■ YOUR GOAL
Give back an exact copy of the entries beneath, minus the pictures.

[Dataset rows for apps and sites]
========================================

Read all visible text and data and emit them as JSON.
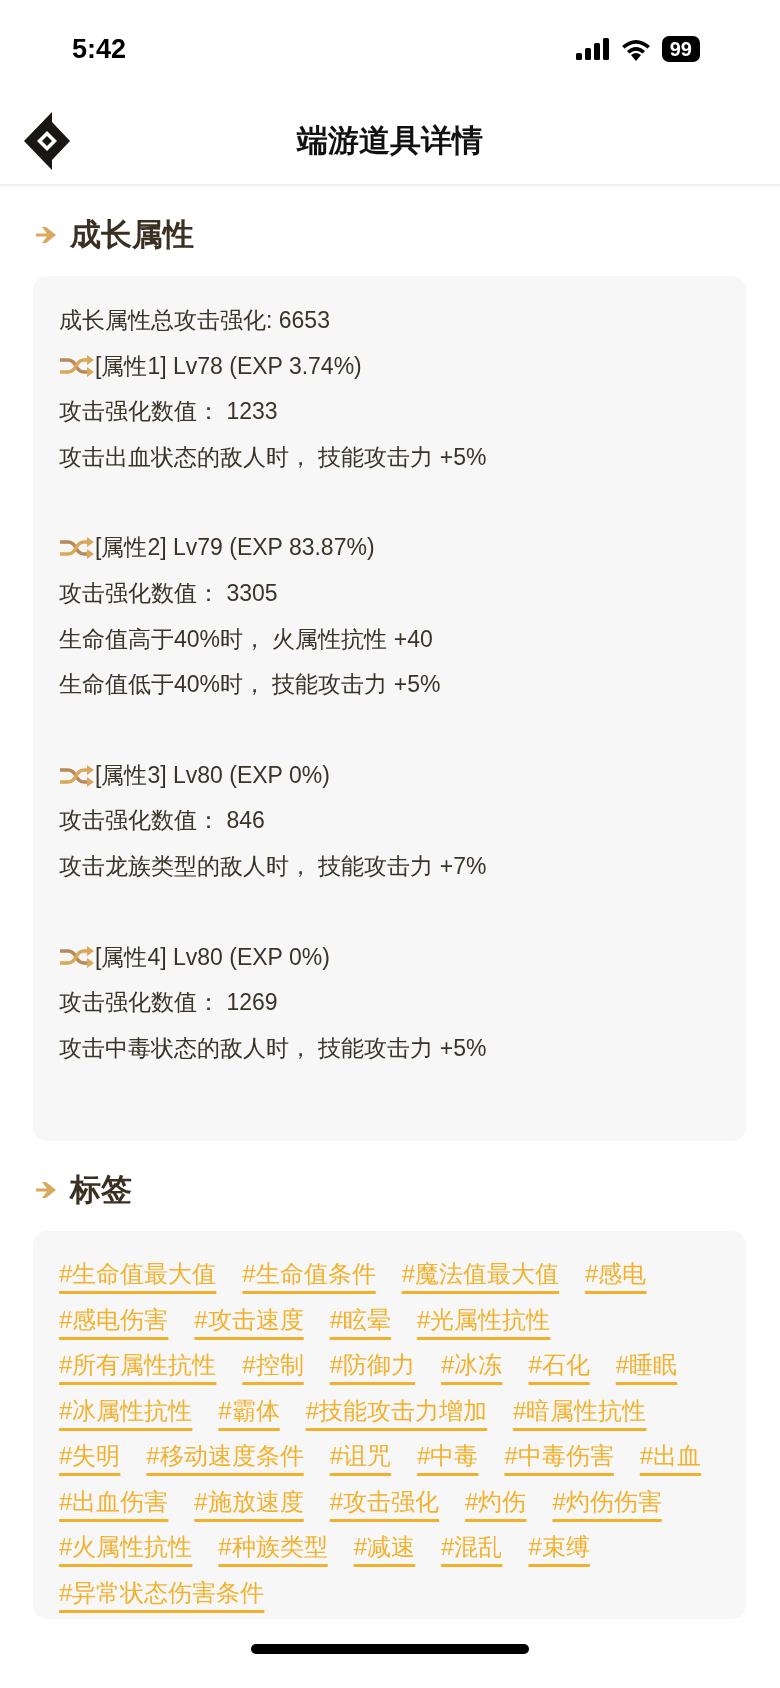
{
  "status_bar": {
    "time": "5:42",
    "battery": "99"
  },
  "header": {
    "title": "端游道具详情"
  },
  "growth": {
    "heading": "成长属性",
    "total": "成长属性总攻击强化: 6653",
    "attributes": [
      {
        "title": "[属性1] Lv78 (EXP 3.74%)",
        "lines": [
          "攻击强化数值： 1233",
          "攻击出血状态的敌人时， 技能攻击力 +5%"
        ]
      },
      {
        "title": "[属性2] Lv79 (EXP 83.87%)",
        "lines": [
          "攻击强化数值： 3305",
          "生命值高于40%时， 火属性抗性 +40",
          "生命值低于40%时， 技能攻击力 +5%"
        ]
      },
      {
        "title": "[属性3] Lv80 (EXP 0%)",
        "lines": [
          "攻击强化数值： 846",
          "攻击龙族类型的敌人时， 技能攻击力 +7%"
        ]
      },
      {
        "title": "[属性4] Lv80 (EXP 0%)",
        "lines": [
          "攻击强化数值： 1269",
          "攻击中毒状态的敌人时， 技能攻击力 +5%"
        ]
      }
    ]
  },
  "tags_section": {
    "heading": "标签",
    "tags": [
      "#生命值最大值",
      "#生命值条件",
      "#魔法值最大值",
      "#感电",
      "#感电伤害",
      "#攻击速度",
      "#眩晕",
      "#光属性抗性",
      "#所有属性抗性",
      "#控制",
      "#防御力",
      "#冰冻",
      "#石化",
      "#睡眠",
      "#冰属性抗性",
      "#霸体",
      "#技能攻击力增加",
      "#暗属性抗性",
      "#失明",
      "#移动速度条件",
      "#诅咒",
      "#中毒",
      "#中毒伤害",
      "#出血",
      "#出血伤害",
      "#施放速度",
      "#攻击强化",
      "#灼伤",
      "#灼伤伤害",
      "#火属性抗性",
      "#种族类型",
      "#减速",
      "#混乱",
      "#束缚",
      "#异常状态伤害条件"
    ]
  }
}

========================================

■ REPLY
Read all visible text and data and emit them as JSON.
{
  "status_bar": {
    "time": "5:42",
    "battery": "99"
  },
  "header": {
    "title": "端游道具详情"
  },
  "growth": {
    "heading": "成长属性",
    "total": "成长属性总攻击强化: 6653",
    "attributes": [
      {
        "title": "[属性1] Lv78 (EXP 3.74%)",
        "lines": [
          "攻击强化数值： 1233",
          "攻击出血状态的敌人时， 技能攻击力 +5%"
        ]
      },
      {
        "title": "[属性2] Lv79 (EXP 83.87%)",
        "lines": [
          "攻击强化数值： 3305",
          "生命值高于40%时， 火属性抗性 +40",
          "生命值低于40%时， 技能攻击力 +5%"
        ]
      },
      {
        "title": "[属性3] Lv80 (EXP 0%)",
        "lines": [
          "攻击强化数值： 846",
          "攻击龙族类型的敌人时， 技能攻击力 +7%"
        ]
      },
      {
        "title": "[属性4] Lv80 (EXP 0%)",
        "lines": [
          "攻击强化数值： 1269",
          "攻击中毒状态的敌人时， 技能攻击力 +5%"
        ]
      }
    ]
  },
  "tags_section": {
    "heading": "标签",
    "tags": [
      "#生命值最大值",
      "#生命值条件",
      "#魔法值最大值",
      "#感电",
      "#感电伤害",
      "#攻击速度",
      "#眩晕",
      "#光属性抗性",
      "#所有属性抗性",
      "#控制",
      "#防御力",
      "#冰冻",
      "#石化",
      "#睡眠",
      "#冰属性抗性",
      "#霸体",
      "#技能攻击力增加",
      "#暗属性抗性",
      "#失明",
      "#移动速度条件",
      "#诅咒",
      "#中毒",
      "#中毒伤害",
      "#出血",
      "#出血伤害",
      "#施放速度",
      "#攻击强化",
      "#灼伤",
      "#灼伤伤害",
      "#火属性抗性",
      "#种族类型",
      "#减速",
      "#混乱",
      "#束缚",
      "#异常状态伤害条件"
    ]
  }
}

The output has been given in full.